┌─ THE DATA

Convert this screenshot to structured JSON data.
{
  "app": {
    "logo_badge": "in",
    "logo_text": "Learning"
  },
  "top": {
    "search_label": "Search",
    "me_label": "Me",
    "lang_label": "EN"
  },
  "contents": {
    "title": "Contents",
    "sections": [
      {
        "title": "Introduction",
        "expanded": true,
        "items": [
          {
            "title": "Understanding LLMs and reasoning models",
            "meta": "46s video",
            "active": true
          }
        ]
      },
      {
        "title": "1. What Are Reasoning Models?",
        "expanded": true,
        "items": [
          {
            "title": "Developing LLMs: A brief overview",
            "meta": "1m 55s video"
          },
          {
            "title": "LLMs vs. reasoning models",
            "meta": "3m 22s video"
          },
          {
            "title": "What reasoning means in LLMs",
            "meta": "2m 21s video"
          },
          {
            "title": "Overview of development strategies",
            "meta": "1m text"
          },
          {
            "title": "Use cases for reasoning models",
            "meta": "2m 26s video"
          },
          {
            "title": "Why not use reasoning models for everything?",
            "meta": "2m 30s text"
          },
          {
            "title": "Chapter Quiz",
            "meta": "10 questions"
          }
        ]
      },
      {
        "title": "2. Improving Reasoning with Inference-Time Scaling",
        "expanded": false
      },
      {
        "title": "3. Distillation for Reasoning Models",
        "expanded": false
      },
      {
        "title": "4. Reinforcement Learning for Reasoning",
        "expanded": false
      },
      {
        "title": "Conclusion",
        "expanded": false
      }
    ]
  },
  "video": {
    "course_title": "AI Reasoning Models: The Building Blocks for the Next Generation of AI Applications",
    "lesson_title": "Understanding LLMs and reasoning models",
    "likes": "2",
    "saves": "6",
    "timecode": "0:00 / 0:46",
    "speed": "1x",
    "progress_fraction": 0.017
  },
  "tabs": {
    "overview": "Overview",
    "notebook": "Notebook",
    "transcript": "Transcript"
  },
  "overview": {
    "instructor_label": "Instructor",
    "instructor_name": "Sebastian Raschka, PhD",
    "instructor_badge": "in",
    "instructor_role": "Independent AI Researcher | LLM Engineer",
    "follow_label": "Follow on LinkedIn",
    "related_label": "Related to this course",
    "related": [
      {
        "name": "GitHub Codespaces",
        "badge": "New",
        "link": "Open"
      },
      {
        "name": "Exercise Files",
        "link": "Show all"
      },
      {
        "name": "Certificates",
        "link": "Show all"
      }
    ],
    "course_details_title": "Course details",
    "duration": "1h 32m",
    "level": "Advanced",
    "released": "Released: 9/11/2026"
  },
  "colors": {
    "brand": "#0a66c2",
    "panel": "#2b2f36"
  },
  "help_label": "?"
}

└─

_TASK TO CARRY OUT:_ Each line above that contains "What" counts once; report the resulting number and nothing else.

_WRITTEN SOLUTION:_ 2